WHAT YOU NEED TO DO ->
Copy every line below that has the word "desc" in it.

DATA PROVIDED ->
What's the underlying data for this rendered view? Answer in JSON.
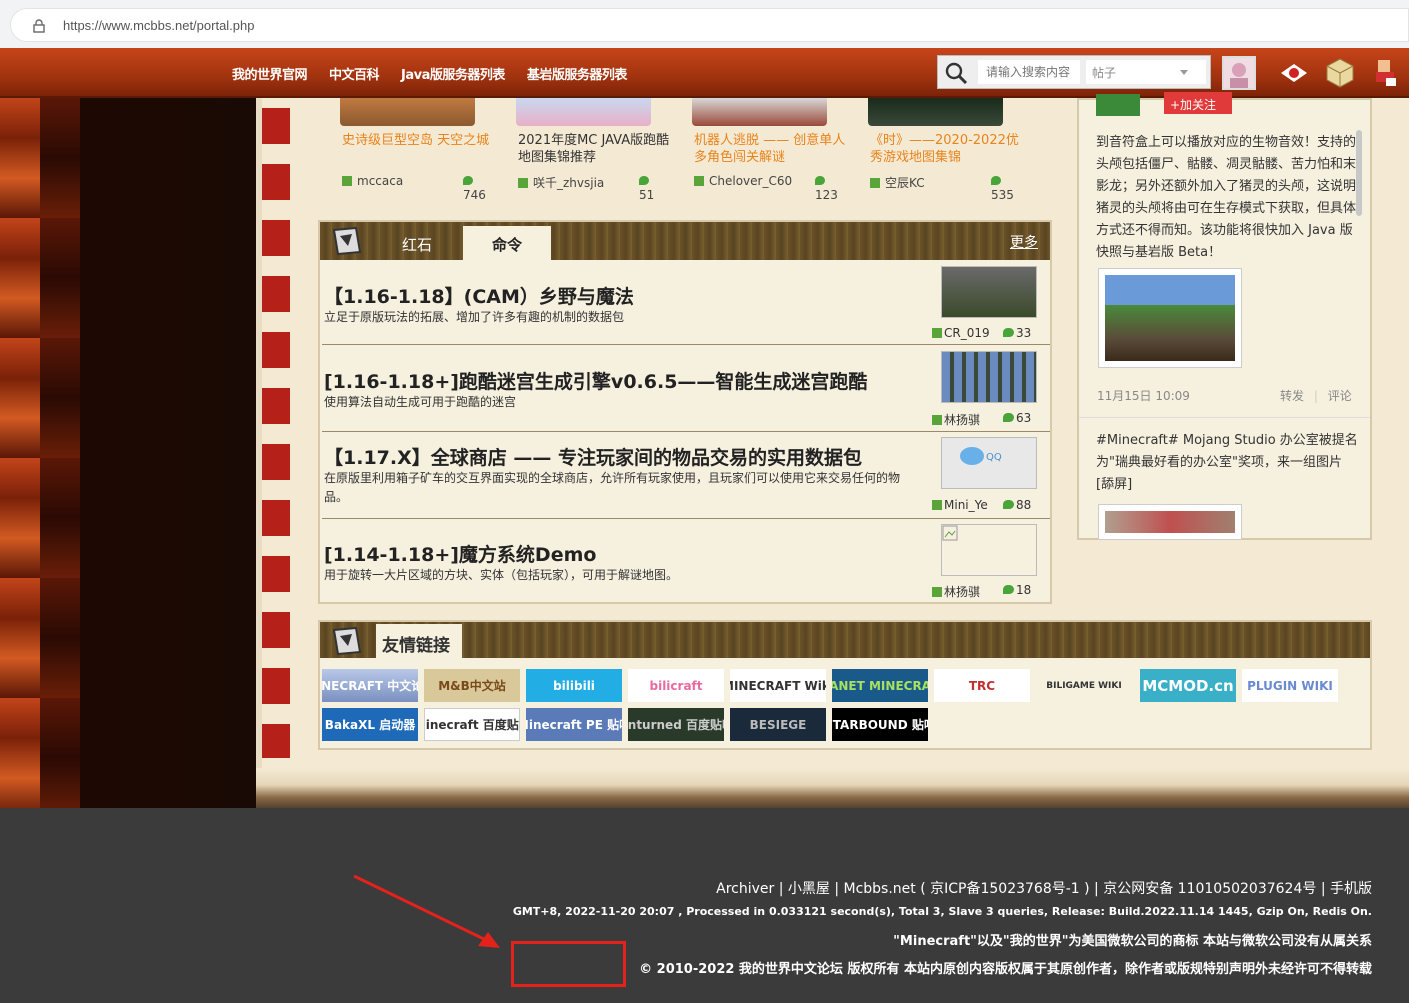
{
  "browser": {
    "url": "https://www.mcbbs.net/portal.php"
  },
  "nav": {
    "links": [
      "我的世界官网",
      "中文百科",
      "Java版服务器列表",
      "基岩版服务器列表"
    ],
    "search_placeholder": "请输入搜索内容",
    "search_scope": "帖子"
  },
  "top_cards": [
    {
      "title": "史诗级巨型空岛 天空之城",
      "author": "mccaca",
      "comments": "746"
    },
    {
      "title": "2021年度MC JAVA版跑酷地图集锦推荐",
      "author": "咲千_zhvsjia",
      "comments": "51"
    },
    {
      "title": "机器人逃脱 —— 创意单人多角色闯关解谜",
      "author": "Chelover_C60",
      "comments": "123"
    },
    {
      "title": "《时》——2020-2022优秀游戏地图集锦",
      "author": "空辰KC",
      "comments": "535"
    }
  ],
  "posts_panel": {
    "tabs": [
      "红石",
      "命令"
    ],
    "active_tab": "命令",
    "more": "更多",
    "posts": [
      {
        "title": "【1.16-1.18】(CAM）乡野与魔法",
        "desc": "立足于原版玩法的拓展、增加了许多有趣的机制的数据包",
        "author": "CR_019",
        "comments": "33"
      },
      {
        "title": "[1.16-1.18+]跑酷迷宫生成引擎v0.6.5——智能生成迷宫跑酷",
        "desc": "使用算法自动生成可用于跑酷的迷宫",
        "author": "林扬骐",
        "comments": "63"
      },
      {
        "title": "【1.17.X】全球商店 —— 专注玩家间的物品交易的实用数据包",
        "desc": "在原版里利用箱子矿车的交互界面实现的全球商店，允许所有玩家使用，且玩家们可以使用它来交易任何的物品。",
        "author": "Mini_Ye",
        "comments": "88"
      },
      {
        "title": "[1.14-1.18+]魔方系统Demo",
        "desc": "用于旋转一大片区域的方块、实体（包括玩家），可用于解谜地图。",
        "author": "林扬骐",
        "comments": "18"
      }
    ]
  },
  "weibo": {
    "follow": "+加关注",
    "post1": "到音符盒上可以播放对应的生物音效！支持的头颅包括僵尸、骷髅、凋灵骷髅、苦力怕和末影龙；另外还额外加入了猪灵的头颅，这说明猪灵的头颅将由可在生存模式下获取，但具体方式还不得而知。该功能将很快加入 Java 版快照与基岩版 Beta！",
    "time": "11月15日 10:09",
    "forward": "转发",
    "comment": "评论",
    "post2": "#Minecraft# Mojang Studio 办公室被提名为\"瑞典最好看的办公室\"奖项，来一组图片[舔屏]"
  },
  "friends": {
    "title": "友情链接",
    "links": [
      "MINECRAFT 中文论坛",
      "M&B中文站",
      "bilibili",
      "bilicraft",
      "MINECRAFT Wiki",
      "PLANET MINECRAFT",
      "TRC",
      "BILIGAME WIKI",
      "MCMOD.cn",
      "PLUGIN WIKI",
      "BakaXL 启动器",
      "minecraft 百度贴吧",
      "Minecraft PE 贴吧",
      "Unturned 百度贴吧",
      "BESIEGE",
      "STARBOUND 贴吧"
    ]
  },
  "footer": {
    "line1": "Archiver | 小黑屋 | Mcbbs.net ( 京ICP备15023768号-1 ) | 京公网安备 11010502037624号 | 手机版",
    "line2": "GMT+8, 2022-11-20 20:07 , Processed in 0.033121 second(s), Total 3, Slave 3 queries, Release: Build.2022.11.14 1445, Gzip On, Redis On.",
    "line3": "\"Minecraft\"以及\"我的世界\"为美国微软公司的商标 本站与微软公司没有从属关系",
    "line4": "© 2010-2022 我的世界中文论坛 版权所有 本站内原创内容版权属于其原创作者，除作者或版规特别声明外未经许可不得转载"
  },
  "colors": {
    "nav": "#a1330f",
    "accent_orange": "#e8831b",
    "annotation_red": "#e3221c",
    "page": "#f4ead4"
  }
}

SOLUTION ->
        "desc": "立足于原版玩法的拓展、增加了许多有趣的机制的数据包",
        "desc": "使用算法自动生成可用于跑酷的迷宫",
        "desc": "在原版里利用箱子矿车的交互界面实现的全球商店，允许所有玩家使用，且玩家们可以使用它来交易任何的物品。",
        "desc": "用于旋转一大片区域的方块、实体（包括玩家），可用于解谜地图。",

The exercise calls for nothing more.